▶ Aim of the exercise
Find every line in the records below that holds the word "true", and copy it out.

Records drawn from a dataset
::::

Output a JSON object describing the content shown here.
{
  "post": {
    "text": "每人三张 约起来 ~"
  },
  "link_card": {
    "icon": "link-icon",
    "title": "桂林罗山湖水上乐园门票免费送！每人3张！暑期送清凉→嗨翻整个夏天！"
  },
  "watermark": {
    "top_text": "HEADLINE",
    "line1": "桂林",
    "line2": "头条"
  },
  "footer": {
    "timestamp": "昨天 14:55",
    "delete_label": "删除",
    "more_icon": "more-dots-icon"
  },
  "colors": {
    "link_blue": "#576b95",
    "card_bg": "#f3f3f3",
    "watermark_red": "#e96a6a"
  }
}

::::

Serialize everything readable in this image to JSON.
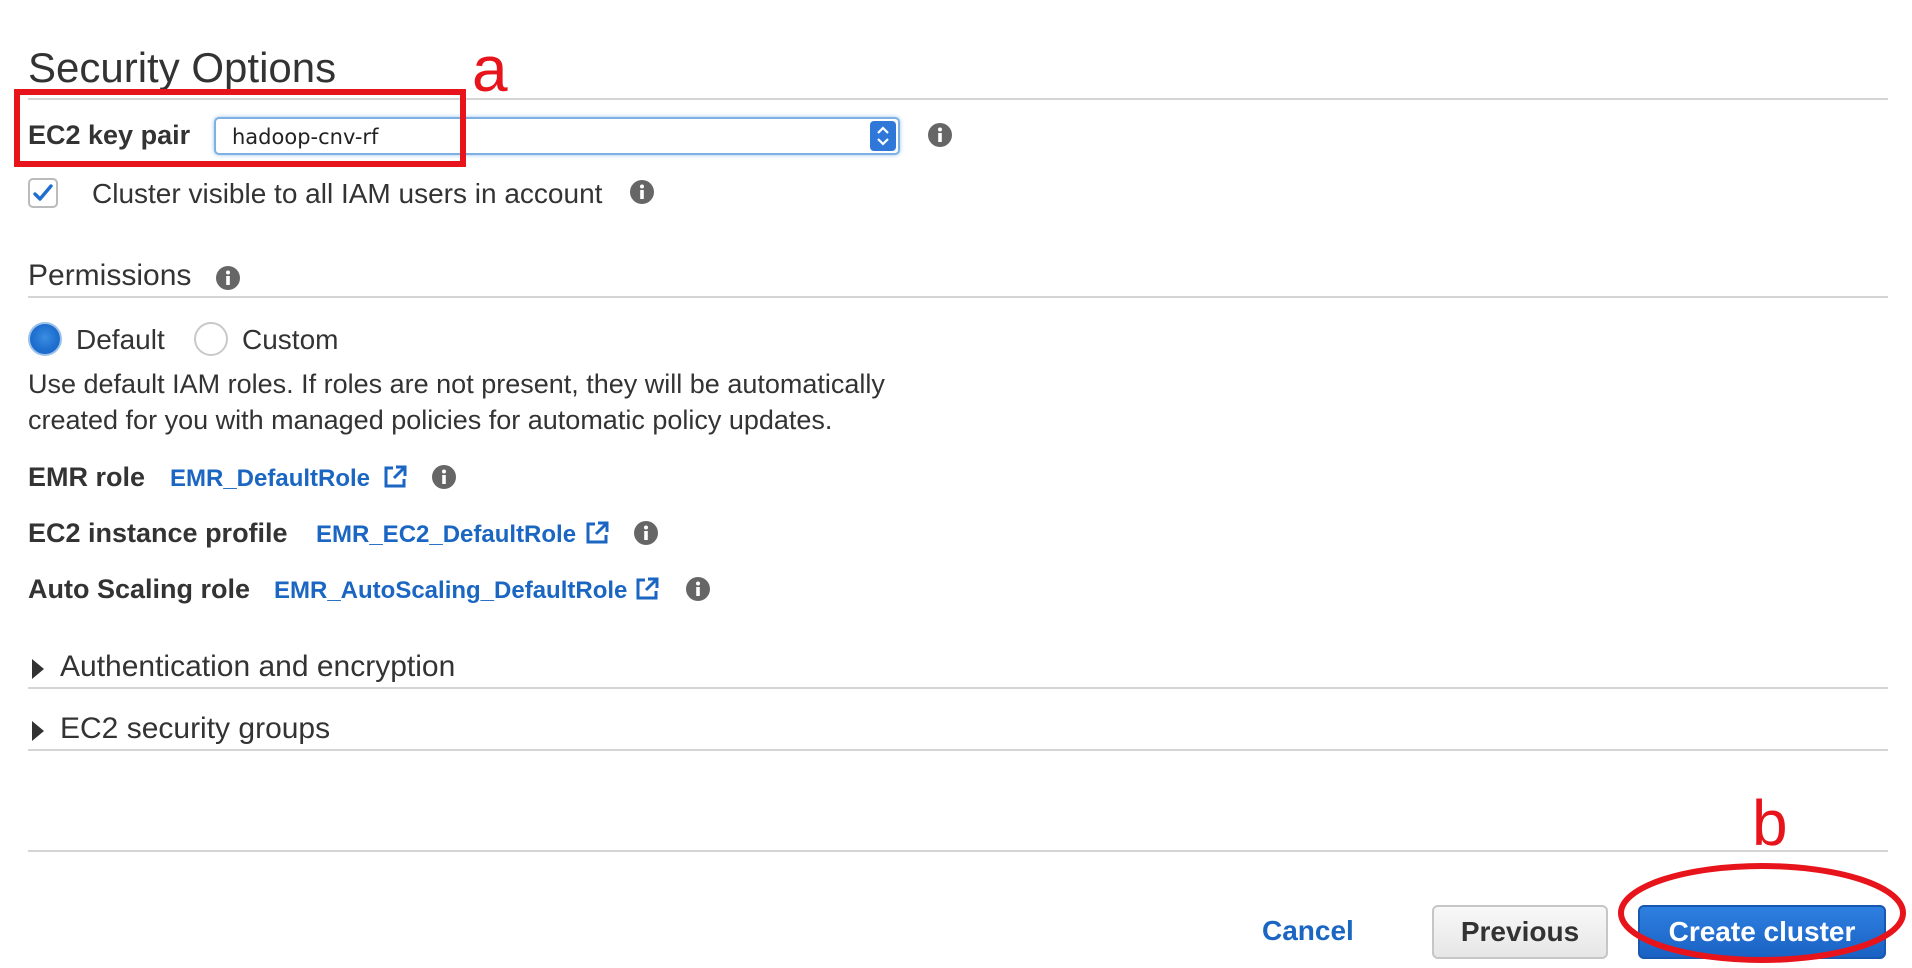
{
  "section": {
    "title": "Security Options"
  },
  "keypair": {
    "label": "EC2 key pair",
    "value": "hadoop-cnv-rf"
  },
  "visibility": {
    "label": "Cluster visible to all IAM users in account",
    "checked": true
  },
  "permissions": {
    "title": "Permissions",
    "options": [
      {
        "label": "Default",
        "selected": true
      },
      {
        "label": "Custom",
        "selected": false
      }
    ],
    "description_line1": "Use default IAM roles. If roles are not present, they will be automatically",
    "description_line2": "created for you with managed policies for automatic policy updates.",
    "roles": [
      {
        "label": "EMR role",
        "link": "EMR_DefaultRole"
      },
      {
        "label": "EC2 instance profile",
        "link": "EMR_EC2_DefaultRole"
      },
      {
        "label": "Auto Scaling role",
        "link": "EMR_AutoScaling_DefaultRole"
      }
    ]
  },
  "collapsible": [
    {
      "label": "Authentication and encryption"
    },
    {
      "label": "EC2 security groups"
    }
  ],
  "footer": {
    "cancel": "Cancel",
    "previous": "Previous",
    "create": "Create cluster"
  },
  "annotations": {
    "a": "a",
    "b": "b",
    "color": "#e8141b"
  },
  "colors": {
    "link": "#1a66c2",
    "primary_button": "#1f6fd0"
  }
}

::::

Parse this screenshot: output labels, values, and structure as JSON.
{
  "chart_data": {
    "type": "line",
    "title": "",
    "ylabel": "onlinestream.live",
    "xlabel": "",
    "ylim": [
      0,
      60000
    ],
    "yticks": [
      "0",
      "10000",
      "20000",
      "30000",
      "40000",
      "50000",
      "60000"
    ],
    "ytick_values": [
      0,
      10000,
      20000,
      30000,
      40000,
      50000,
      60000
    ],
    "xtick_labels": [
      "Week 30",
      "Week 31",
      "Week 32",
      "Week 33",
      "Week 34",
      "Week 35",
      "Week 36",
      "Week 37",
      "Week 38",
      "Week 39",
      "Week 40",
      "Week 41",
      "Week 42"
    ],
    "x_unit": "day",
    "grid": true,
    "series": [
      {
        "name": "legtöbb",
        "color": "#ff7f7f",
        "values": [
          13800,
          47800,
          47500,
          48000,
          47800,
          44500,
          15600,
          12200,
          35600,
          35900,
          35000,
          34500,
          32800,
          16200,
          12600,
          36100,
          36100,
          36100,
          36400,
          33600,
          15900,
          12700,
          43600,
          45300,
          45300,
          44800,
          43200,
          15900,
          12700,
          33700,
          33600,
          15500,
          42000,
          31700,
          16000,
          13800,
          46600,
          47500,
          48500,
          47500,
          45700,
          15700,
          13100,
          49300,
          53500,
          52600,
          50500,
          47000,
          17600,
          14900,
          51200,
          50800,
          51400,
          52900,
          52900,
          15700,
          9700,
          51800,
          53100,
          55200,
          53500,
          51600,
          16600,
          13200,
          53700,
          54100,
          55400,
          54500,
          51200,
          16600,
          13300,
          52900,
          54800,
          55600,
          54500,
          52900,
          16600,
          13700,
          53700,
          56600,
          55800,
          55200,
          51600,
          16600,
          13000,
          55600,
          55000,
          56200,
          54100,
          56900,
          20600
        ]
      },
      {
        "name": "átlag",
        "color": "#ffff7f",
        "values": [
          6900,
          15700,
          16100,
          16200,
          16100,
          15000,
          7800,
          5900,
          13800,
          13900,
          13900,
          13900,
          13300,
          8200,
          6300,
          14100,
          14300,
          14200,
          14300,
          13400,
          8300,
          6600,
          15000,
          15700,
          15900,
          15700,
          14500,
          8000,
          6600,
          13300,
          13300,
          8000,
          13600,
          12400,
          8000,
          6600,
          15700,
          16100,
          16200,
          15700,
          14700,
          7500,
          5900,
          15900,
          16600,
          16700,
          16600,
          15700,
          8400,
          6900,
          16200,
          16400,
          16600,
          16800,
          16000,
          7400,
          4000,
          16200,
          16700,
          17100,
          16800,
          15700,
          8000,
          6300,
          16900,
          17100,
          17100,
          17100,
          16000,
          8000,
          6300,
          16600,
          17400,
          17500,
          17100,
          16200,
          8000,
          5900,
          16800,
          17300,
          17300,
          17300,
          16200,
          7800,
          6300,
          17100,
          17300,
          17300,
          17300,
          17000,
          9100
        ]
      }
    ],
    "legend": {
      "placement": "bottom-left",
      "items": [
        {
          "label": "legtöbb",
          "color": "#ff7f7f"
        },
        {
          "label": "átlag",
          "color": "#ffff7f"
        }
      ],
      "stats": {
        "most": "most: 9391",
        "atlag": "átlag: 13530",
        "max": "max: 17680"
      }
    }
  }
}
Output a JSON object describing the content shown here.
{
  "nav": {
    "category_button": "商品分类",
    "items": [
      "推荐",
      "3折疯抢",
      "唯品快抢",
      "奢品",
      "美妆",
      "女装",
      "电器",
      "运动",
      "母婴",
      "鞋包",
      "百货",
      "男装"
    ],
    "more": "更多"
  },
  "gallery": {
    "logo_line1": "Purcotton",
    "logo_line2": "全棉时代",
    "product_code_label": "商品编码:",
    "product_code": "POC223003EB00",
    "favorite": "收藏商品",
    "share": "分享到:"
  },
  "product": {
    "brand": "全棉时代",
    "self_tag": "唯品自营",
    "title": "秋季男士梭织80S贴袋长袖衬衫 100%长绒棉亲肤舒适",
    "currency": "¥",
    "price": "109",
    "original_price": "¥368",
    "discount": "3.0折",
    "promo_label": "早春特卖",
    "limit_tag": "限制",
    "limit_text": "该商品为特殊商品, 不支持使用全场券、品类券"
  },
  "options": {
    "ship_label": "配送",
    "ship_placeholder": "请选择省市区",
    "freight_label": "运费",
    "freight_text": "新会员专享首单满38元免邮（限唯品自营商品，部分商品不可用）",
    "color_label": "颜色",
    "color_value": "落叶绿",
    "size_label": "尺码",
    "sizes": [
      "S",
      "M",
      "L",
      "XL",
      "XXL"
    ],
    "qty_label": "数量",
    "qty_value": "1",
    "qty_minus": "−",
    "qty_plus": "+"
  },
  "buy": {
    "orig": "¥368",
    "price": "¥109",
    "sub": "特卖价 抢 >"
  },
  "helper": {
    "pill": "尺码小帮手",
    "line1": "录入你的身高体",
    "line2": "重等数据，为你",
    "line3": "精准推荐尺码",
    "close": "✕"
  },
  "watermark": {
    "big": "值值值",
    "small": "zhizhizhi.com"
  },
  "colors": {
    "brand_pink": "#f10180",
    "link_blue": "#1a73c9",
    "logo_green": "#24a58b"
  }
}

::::

▶ Expected output
    "checked": true
        "selected": true
    "grid": true,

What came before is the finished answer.